Exercise goal: Copy every line of the records below where the word "JSON" occurs.

--- Exercise material ---

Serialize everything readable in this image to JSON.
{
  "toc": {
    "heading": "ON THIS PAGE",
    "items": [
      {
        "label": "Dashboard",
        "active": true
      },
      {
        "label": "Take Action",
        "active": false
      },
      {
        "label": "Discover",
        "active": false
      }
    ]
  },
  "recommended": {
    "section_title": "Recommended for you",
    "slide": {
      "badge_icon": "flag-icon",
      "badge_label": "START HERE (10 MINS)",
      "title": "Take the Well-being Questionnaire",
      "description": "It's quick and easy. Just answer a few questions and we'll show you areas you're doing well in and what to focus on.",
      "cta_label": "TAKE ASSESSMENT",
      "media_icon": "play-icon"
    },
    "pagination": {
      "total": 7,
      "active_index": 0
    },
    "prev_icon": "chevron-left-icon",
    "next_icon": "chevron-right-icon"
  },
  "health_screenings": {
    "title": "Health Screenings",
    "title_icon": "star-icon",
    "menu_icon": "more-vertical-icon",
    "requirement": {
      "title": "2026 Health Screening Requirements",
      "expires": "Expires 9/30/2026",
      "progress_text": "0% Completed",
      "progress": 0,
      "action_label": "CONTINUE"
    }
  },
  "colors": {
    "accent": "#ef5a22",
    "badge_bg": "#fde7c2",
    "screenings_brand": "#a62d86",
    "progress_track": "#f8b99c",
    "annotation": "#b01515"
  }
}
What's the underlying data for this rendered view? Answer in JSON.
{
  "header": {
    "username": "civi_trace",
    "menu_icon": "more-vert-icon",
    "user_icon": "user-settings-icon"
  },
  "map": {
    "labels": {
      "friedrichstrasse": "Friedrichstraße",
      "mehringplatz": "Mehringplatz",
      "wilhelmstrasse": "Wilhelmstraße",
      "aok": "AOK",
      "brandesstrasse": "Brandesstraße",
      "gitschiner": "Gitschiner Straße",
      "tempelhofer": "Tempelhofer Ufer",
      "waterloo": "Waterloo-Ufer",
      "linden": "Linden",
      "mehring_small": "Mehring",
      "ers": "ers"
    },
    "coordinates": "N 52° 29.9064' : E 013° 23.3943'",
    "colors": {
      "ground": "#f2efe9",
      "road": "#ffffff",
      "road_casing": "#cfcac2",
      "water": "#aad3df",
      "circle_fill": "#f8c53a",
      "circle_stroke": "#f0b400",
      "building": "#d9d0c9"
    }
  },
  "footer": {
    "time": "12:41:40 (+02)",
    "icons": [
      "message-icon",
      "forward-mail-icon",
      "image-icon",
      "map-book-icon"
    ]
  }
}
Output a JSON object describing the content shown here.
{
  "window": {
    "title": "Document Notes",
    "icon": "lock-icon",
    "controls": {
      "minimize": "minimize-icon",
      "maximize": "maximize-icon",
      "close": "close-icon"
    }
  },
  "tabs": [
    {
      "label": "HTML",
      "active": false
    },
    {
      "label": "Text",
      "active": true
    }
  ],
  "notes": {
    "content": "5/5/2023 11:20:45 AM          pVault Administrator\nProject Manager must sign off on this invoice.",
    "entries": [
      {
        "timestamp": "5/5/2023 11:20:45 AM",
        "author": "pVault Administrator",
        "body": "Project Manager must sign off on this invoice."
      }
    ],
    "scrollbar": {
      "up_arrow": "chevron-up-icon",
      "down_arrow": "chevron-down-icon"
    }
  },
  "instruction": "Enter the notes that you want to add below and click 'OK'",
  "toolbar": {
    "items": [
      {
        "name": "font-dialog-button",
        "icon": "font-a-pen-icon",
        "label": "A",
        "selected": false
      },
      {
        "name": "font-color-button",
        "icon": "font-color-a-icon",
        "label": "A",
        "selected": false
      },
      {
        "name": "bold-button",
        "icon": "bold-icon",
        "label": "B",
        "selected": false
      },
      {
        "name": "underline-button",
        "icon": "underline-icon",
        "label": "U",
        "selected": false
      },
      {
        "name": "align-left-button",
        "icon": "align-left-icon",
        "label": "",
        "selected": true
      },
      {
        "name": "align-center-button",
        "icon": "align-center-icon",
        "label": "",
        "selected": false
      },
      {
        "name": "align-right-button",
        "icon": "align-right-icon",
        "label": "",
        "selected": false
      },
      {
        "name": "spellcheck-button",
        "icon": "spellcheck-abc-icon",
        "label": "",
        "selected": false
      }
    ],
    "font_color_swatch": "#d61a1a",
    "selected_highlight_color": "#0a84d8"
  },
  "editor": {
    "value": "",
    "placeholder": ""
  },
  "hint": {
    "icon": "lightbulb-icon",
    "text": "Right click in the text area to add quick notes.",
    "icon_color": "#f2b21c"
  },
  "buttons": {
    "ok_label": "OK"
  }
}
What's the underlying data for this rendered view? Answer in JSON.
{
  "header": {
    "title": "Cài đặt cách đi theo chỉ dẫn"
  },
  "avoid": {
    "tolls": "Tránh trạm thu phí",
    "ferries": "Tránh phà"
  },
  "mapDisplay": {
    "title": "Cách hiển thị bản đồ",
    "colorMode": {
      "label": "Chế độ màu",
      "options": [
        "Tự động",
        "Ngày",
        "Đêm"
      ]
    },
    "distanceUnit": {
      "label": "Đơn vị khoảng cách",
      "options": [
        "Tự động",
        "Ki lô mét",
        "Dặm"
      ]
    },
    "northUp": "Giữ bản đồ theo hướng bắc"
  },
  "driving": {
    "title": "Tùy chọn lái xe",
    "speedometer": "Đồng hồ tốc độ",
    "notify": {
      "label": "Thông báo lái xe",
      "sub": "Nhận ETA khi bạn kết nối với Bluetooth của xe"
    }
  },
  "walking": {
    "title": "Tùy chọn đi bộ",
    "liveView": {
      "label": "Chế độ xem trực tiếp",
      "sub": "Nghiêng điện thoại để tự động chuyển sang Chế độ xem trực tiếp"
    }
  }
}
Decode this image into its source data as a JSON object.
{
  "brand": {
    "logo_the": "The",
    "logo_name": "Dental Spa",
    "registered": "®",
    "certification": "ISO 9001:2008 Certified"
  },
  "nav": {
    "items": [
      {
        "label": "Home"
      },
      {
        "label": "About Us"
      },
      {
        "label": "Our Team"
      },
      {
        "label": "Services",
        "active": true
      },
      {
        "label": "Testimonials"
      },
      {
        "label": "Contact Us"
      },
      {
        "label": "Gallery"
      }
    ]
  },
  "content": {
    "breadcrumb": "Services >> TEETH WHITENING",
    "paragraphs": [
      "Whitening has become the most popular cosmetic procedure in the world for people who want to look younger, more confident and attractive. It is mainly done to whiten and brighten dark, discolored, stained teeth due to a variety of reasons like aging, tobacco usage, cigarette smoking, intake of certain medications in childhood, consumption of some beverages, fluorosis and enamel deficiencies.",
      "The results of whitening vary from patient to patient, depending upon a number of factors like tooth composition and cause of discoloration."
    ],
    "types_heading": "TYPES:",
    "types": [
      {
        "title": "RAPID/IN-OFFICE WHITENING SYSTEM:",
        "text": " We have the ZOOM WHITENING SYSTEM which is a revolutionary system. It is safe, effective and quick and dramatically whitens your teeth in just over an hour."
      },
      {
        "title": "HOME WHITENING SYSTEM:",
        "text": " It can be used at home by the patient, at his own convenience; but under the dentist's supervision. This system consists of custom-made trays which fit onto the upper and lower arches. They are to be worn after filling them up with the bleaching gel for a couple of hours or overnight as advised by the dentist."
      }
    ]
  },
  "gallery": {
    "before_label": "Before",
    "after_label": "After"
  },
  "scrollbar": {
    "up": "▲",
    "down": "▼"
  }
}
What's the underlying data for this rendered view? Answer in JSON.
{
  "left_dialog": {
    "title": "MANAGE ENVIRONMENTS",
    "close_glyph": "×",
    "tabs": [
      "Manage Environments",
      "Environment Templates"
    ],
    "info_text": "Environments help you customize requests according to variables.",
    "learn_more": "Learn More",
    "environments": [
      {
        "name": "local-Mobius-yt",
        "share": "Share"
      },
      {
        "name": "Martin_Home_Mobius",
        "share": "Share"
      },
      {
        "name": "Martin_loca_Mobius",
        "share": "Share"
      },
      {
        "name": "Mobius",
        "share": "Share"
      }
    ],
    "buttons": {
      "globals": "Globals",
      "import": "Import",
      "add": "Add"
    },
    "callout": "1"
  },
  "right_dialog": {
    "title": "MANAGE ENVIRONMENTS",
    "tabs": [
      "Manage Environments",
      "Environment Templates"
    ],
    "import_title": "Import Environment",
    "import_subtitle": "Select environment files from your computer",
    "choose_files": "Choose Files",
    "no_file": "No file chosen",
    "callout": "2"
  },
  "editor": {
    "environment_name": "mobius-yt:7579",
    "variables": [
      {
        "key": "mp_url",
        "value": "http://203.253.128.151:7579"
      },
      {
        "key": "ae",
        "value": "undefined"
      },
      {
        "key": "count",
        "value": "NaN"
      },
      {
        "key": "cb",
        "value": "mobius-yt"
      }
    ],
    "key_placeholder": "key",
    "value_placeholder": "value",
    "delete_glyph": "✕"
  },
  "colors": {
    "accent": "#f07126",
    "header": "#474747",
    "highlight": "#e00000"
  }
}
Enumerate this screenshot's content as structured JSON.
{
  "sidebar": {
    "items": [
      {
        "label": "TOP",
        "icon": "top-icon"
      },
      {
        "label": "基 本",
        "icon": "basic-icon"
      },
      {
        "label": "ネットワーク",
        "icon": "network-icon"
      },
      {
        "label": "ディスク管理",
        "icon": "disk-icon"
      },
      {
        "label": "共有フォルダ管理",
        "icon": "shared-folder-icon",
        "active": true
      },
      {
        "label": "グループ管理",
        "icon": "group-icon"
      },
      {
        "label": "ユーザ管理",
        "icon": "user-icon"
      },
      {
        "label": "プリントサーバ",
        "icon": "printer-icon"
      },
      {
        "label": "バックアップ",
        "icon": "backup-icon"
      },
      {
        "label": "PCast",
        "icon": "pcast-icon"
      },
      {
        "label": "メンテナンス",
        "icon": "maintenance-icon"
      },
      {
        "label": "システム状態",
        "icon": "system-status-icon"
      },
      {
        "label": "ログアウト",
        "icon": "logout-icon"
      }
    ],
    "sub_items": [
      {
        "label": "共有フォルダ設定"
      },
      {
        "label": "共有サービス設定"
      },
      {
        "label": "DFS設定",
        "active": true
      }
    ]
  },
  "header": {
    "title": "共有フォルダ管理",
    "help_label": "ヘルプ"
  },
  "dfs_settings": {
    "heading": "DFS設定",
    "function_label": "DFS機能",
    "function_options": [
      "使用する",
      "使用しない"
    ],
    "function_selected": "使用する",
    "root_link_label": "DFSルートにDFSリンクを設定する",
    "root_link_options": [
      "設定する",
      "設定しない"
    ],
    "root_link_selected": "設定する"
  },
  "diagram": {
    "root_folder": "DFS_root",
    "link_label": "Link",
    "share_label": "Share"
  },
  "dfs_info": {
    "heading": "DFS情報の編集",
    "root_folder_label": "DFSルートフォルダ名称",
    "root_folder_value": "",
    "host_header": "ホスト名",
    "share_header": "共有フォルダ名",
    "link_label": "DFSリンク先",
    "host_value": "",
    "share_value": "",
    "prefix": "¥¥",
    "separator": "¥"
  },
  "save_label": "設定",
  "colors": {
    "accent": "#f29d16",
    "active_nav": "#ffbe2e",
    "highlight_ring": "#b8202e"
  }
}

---

Answer for this exercise:
Serialize everything readable in this image to JSON.
What's the underlying data for this rendered view? Answer in JSON.
Output a JSON object describing the content shown here.
What's the underlying data for this rendered view? Answer in JSON.
Decode this image into its source data as a JSON object.
What's the underlying data for this rendered view? Answer in JSON.
Enumerate this screenshot's content as structured JSON.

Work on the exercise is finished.